Weeks into my marriage, I asked my newbie husband, “Does this skirt make me look fat?”

“No,” he said, but then added, “Even if I thought it did, which it doesn’t, do you think I would tell you otherwise?”

No husband with any sense of self-preservation is going to say anything negative about your looks—or your novel. Neither will your kids, or your BFF, or that guy you buy organic lettuce from at the farmers market.

Now, if you have a female spouse—maybe. Females can be rip-your-heart-out honest, for your own good, mind you, because they love you. Maybe. But is she a writer, too? She can criticize but can she critique?

Get helpful input

You need a critique group, or a beta reader, or a manuscript critique pro, or a professor with a creative writing class—someone who knows about writing.

Sorry, copy editors generally do not critique manuscripts on setting, plot, or character development. I’m kind of like that person at the end of the car wash holding the squeegee and the shammy towel. No, wait. I’m a little more involved than that. How about a house inspector? I didn’t design or build your house, but I can walk through it and tell you if it’s up to code. (For details, check out I Spy Edits.)

Manuscript critiques will elevate your writing and improve your story. Don’t write in a bubble. That was probably the best advice I heard when I first started writing. When you are alone, wrapped up in your own writing world, you rule supreme. You are the awesome emperor of your writing universe. The emperor might believe he’s all decked out in a glorious, golden robe with tassels and sequins. But the emperor needs to hear it: Dude, you’re buck naked.

Get a reality check. Is your novel as good as you think it is? Is it ready for submission or self-publication? There’s only one way to find out: get an honest, helpful critique.


Edits To Go


Writing is a journey you don’t have to—and shouldn’t—make alone.

Think of Edits To Go as a quick stop, drive-thru for information and inspiration on your writing road trip. We can chew on some editing and writing tidbits together.
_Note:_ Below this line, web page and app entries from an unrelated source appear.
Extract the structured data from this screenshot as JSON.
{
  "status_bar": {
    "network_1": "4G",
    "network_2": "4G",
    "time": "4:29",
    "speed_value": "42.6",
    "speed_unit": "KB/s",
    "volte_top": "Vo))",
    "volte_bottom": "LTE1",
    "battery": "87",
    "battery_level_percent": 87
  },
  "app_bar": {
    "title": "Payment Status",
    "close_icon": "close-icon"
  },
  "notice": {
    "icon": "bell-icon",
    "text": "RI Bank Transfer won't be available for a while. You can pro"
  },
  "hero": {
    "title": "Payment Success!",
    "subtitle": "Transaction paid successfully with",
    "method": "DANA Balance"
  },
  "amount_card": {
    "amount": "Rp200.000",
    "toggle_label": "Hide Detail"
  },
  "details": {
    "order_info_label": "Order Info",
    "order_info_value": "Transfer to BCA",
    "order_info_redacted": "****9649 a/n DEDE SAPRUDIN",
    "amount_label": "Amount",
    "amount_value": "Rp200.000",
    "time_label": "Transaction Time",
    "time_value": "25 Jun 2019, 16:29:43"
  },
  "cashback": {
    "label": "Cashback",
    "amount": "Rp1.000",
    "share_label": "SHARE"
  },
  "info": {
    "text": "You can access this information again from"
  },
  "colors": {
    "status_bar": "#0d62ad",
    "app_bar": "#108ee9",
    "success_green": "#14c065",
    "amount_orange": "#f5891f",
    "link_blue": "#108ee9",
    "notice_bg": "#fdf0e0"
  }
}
I’d love to read your comments.

And if your manuscript needs someone to look under the hood and kick the tires, check out I Spy Edits.

Happy trails to you.